Racetrack Flat is a part of the park we never planned to get to, but looks amazing. It is the north end of the park and a bit of a drive from the main sights. This is a flat area with boulders in it. However the boulders move about, leaving trails in the dirt. In my reading there are several theories of how they move from wind to weird water interactions, but nothing seemed definite. Just seemed like a neat thing, but too far to try to make on this trip with our limited time.
Golden Valley looked like a nice simple area to go hiking among the rocks. By the time we got back to it driving back from Badwater, I was wilting in the heat and decided to choose food over hiking.
Even though we weren’t inside the park itself, Panamint Springs was still an amazing place to stargaze. Growing up in the suburbs and camping as a youngster, I had certainly seen stars before and the Milky Way a few times. Being out there I saw more than I had ever seen and it was all more clear. There was a little bit of light pollution from the gas station and the headlamps of the cars on the road below our campsite, but putting our back to them we still saw an immense amount of stars. The cool night breeze was pleasant after the heat of the day.
We have a good friend who was an astronomer and who takes amazing pictures. I wish I had asked him ahead of our time in Death Valley, but in talking after we got to Vegas, he recommended a really good app for star watching: Stellarium. It has a lot of features to show different stars, planets, and constellations, as well as a “red mode” to help preserve night vision.

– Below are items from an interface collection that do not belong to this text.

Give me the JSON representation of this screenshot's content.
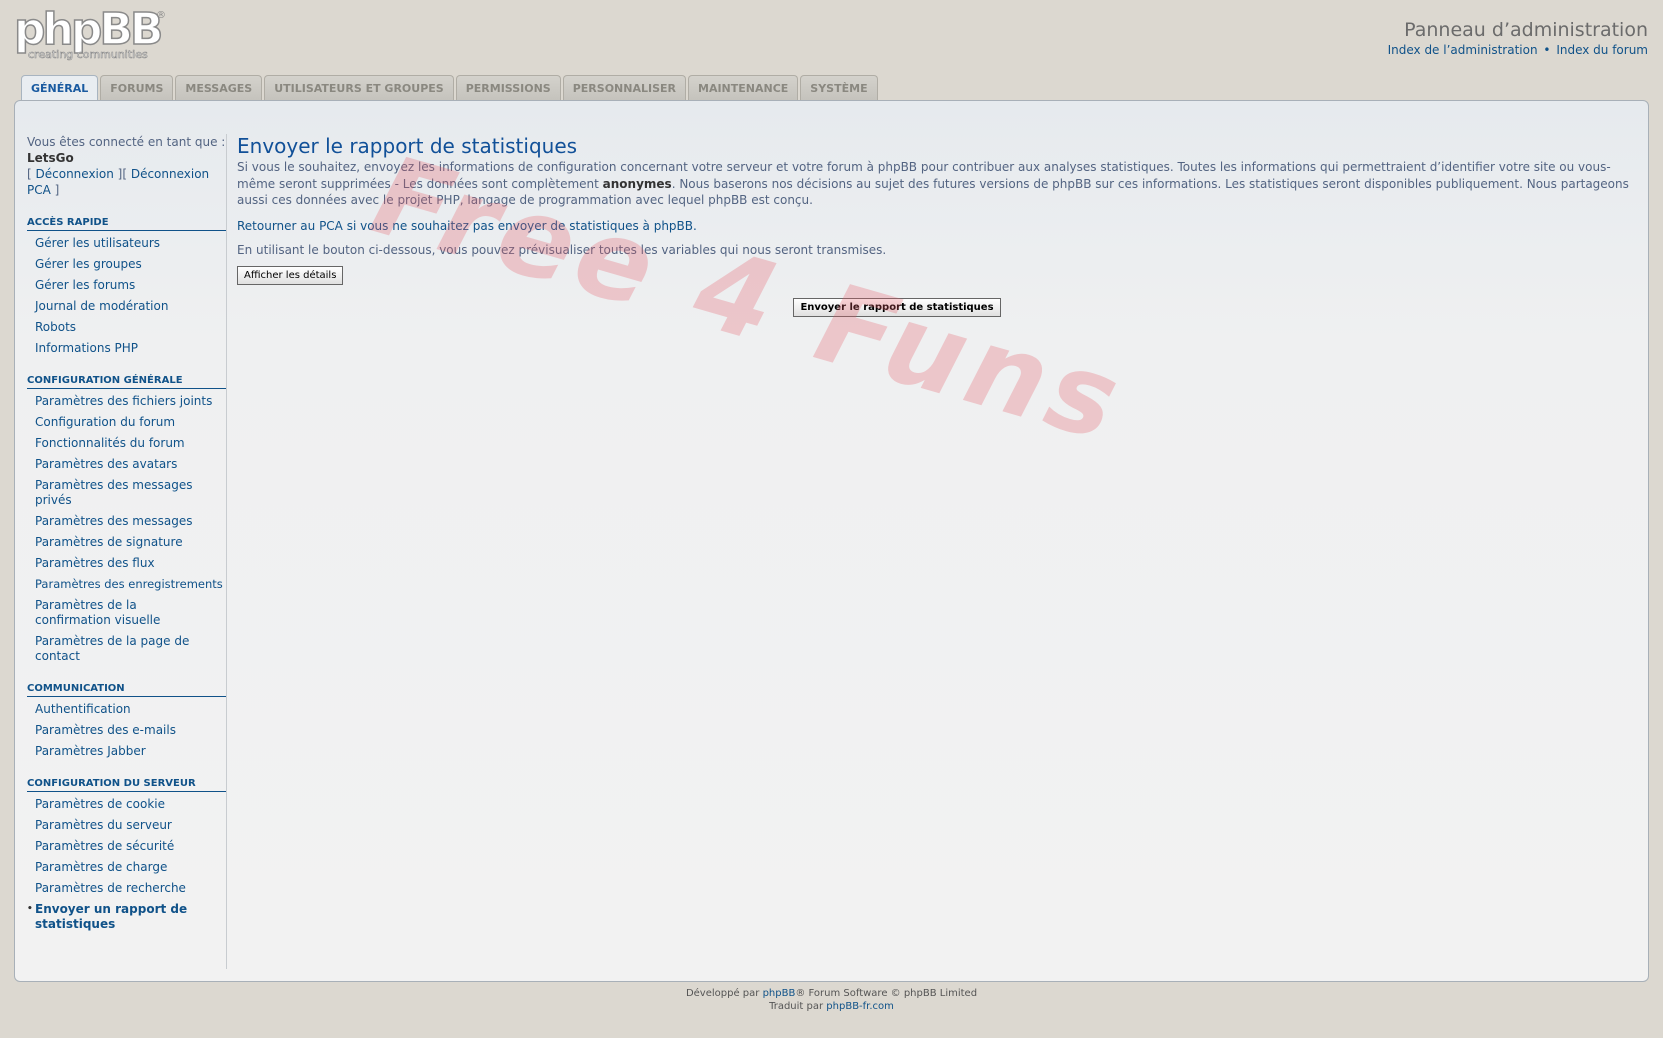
{
  "header": {
    "logo_text": "phpBB",
    "logo_reg": "®",
    "logo_tagline": "creating communities",
    "admin_title": "Panneau d’administration",
    "admin_index_link": "Index de l’administration",
    "separator": "•",
    "forum_index_link": "Index du forum"
  },
  "tabs": [
    {
      "label": "GÉNÉRAL",
      "active": true
    },
    {
      "label": "FORUMS"
    },
    {
      "label": "MESSAGES"
    },
    {
      "label": "UTILISATEURS ET GROUPES"
    },
    {
      "label": "PERMISSIONS"
    },
    {
      "label": "PERSONNALISER"
    },
    {
      "label": "MAINTENANCE"
    },
    {
      "label": "SYSTÈME"
    }
  ],
  "sidebar": {
    "logged_in_as": "Vous êtes connecté en tant que :",
    "username": "LetsGo",
    "logout_open": "[ ",
    "logout": "Déconnexion",
    "logout_mid": " ][ ",
    "logout_acp": "Déconnexion PCA",
    "logout_close": " ]",
    "sections": [
      {
        "title": "ACCÈS RAPIDE",
        "items": [
          "Gérer les utilisateurs",
          "Gérer les groupes",
          "Gérer les forums",
          "Journal de modération",
          "Robots",
          "Informations PHP"
        ]
      },
      {
        "title": "CONFIGURATION GÉNÉRALE",
        "items": [
          "Paramètres des fichiers joints",
          "Configuration du forum",
          "Fonctionnalités du forum",
          "Paramètres des avatars",
          "Paramètres des messages privés",
          "Paramètres des messages",
          "Paramètres de signature",
          "Paramètres des flux",
          "Paramètres des enregistrements",
          "Paramètres de la confirmation visuelle",
          "Paramètres de la page de contact"
        ]
      },
      {
        "title": "COMMUNICATION",
        "items": [
          "Authentification",
          "Paramètres des e-mails",
          "Paramètres Jabber"
        ]
      },
      {
        "title": "CONFIGURATION DU SERVEUR",
        "items": [
          "Paramètres de cookie",
          "Paramètres du serveur",
          "Paramètres de sécurité",
          "Paramètres de charge",
          "Paramètres de recherche",
          "Envoyer un rapport de statistiques"
        ],
        "active_index": 5
      }
    ]
  },
  "content": {
    "title": "Envoyer le rapport de statistiques",
    "intro_part1": "Si vous le souhaitez, envoyez les informations de configuration concernant votre serveur et votre forum à phpBB pour contribuer aux analyses statistiques. Toutes les informations qui permettraient d’identifier votre site ou vous-même seront supprimées - Les données sont complètement ",
    "intro_strong": "anonymes",
    "intro_part2": ". Nous baserons nos décisions au sujet des futures versions de phpBB sur ces informations. Les statistiques seront disponibles publiquement. Nous partageons aussi ces données avec le projet PHP, langage de programmation avec lequel phpBB est conçu.",
    "return_link": "Retourner au PCA si vous ne souhaitez pas envoyer de statistiques à phpBB.",
    "preview_text": "En utilisant le bouton ci-dessous, vous pouvez prévisualiser toutes les variables qui nous seront transmises.",
    "details_button": "Afficher les détails",
    "submit_button": "Envoyer le rapport de statistiques"
  },
  "watermark": "Free 4 Funs",
  "footer": {
    "developed_by": "Développé par ",
    "phpbb_link": "phpBB",
    "software": "® Forum Software © phpBB Limited",
    "translated_by": "Traduit par ",
    "translator_link": "phpBB-fr.com"
  }
}
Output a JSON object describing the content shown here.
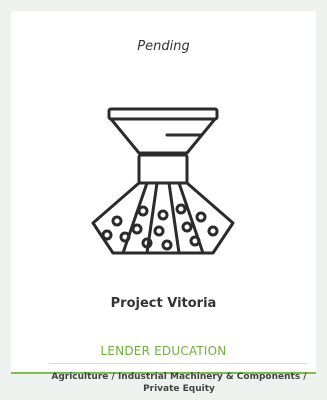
{
  "card": {
    "status": "Pending",
    "icon": "spray-nozzle-icon",
    "title": "Project Vitoria",
    "category": "LENDER EDUCATION",
    "industries": "Agriculture / Industrial Machinery & Components / Private Equity",
    "accent_color": "#7cc04b"
  }
}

I had it for our time in Page and it was great, but there were too many clouds. It would have been amazing during our 2 nights at Death Valley.